The findings of this study are significant because youth with natural mentors were three times as likely to graduate high school compared to those without. Natural mentors may give LGB youth the tools they need to cope with high school which can often be a source of strife for LGB adolescents as they typically experience violence and abuse at school.  Mentors may act as protective factors against the risk of not graduating from high school. Graduating from high school makes it more likely for someone to pursue higher education, which previous research has shown to be tied to higher earnings and better health outcomes during adulthood, which may also help to insulate LGB youth from falling victim to the many risks that they face.

Surprisingly, having a natural mentor was not significantly associated with psychological wellbeing or lower rates of drug and alcohol use. Previous research on different populations using the AddHealth dataset have found the opposite, but this may be explained by the high levels of parental support reported by this sample. Since youth already have relatively good relationships with their parents, the impact of mentors may be washed out.

The authors of this study suggest that, in order to help foster positive outcomes for LBG youth, schools and policy makers should develop mentoring programs specifically targeted at helping LGB youth graduate high school, and develop policies and programs to make schools more welcoming and tolerant of diverse populations.


Takeaways for Mentors and Mentoring Programs

Many programs have mandatory reporting protocols in place for when a mentee exhibits dangerous, self-injurious thoughts or behaviors. This research highlights the importance of such protocols and serves as a caution against mentors trying to take on too much on their own when attempting to support their mentee, or of programs placing too heavy a burden on their mentors when it comes to navigating serious mental health issues.

There are a couple of key takeaways from this research. First, training mentors to provide a supportive presence for LGB mentees can help to provide complementary, or even compensatory social support for a vulnerable mentee. Broadly, social support has been found to promote improved outcomes for youth, and mentors can play a key role as part of that network.

A second takeaway is that ensuring mentors are able recognize the signs of suicidal ideation can serve as a potentially life-saving protective layer for youth who are struggling.
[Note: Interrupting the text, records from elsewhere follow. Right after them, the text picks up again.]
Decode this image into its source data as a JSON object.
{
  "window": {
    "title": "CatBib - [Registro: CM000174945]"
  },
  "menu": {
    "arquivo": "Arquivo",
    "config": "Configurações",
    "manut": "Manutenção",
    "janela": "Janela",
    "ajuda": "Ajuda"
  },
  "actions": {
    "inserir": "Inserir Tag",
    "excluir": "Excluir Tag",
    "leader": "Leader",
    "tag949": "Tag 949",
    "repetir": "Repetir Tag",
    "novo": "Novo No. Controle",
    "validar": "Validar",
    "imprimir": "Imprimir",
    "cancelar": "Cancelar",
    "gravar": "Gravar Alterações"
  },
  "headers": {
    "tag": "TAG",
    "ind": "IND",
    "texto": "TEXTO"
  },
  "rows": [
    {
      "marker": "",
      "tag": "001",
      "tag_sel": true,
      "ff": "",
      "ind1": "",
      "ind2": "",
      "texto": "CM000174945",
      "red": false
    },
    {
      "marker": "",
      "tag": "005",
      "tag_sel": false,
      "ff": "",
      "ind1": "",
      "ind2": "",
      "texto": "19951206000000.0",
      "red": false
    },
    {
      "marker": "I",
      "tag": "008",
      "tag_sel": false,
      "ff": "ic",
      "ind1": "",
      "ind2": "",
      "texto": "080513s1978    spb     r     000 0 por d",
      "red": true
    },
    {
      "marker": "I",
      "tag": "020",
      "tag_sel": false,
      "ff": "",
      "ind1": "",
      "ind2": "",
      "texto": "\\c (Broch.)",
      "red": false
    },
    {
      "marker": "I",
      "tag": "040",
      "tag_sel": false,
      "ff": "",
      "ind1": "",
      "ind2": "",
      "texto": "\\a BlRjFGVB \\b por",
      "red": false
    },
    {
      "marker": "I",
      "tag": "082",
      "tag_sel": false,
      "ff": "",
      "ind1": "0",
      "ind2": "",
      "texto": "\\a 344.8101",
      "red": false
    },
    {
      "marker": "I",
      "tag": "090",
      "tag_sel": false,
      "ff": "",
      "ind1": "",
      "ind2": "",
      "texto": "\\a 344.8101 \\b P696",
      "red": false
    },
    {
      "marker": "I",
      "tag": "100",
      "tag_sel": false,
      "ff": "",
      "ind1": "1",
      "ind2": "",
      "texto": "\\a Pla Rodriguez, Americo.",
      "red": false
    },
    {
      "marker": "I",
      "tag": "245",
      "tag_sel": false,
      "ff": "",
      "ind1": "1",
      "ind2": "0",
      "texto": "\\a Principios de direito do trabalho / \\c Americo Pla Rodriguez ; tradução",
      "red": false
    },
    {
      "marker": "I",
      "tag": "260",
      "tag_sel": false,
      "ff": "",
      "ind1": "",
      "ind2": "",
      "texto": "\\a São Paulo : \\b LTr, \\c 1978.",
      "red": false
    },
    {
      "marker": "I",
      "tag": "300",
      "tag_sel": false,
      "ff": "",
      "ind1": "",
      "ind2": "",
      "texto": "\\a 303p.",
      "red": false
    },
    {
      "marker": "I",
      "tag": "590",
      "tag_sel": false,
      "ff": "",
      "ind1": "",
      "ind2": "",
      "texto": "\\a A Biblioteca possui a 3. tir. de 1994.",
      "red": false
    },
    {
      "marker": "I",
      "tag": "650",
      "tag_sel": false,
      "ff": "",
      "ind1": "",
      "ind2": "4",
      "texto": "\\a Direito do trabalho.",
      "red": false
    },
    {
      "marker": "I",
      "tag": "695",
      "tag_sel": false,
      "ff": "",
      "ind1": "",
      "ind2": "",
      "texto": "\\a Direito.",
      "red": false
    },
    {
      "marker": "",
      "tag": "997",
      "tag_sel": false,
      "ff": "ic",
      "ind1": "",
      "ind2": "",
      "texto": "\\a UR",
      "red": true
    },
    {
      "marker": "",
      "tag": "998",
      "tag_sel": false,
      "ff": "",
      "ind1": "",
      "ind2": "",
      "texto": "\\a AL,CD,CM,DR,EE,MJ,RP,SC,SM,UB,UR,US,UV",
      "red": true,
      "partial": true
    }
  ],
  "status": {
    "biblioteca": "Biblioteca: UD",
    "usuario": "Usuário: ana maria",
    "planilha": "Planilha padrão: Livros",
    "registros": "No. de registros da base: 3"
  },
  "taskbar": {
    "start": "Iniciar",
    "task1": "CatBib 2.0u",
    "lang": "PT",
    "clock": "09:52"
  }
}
This includes recognition of the signs of suicidal ideation, as well as a clear plan for the mentor to follow when reporting the behavior. The program itself should also have clear protocols for which agencies should be contacted in the event that a mentee is reported as having suicidal ideation.

While it may occur less frequently than more common problems mentees face during adolescence, a clear, defined plan in place for program staff and mentors to report suicide risk has the potential to save a life.


To read the abstract of the research article, click here.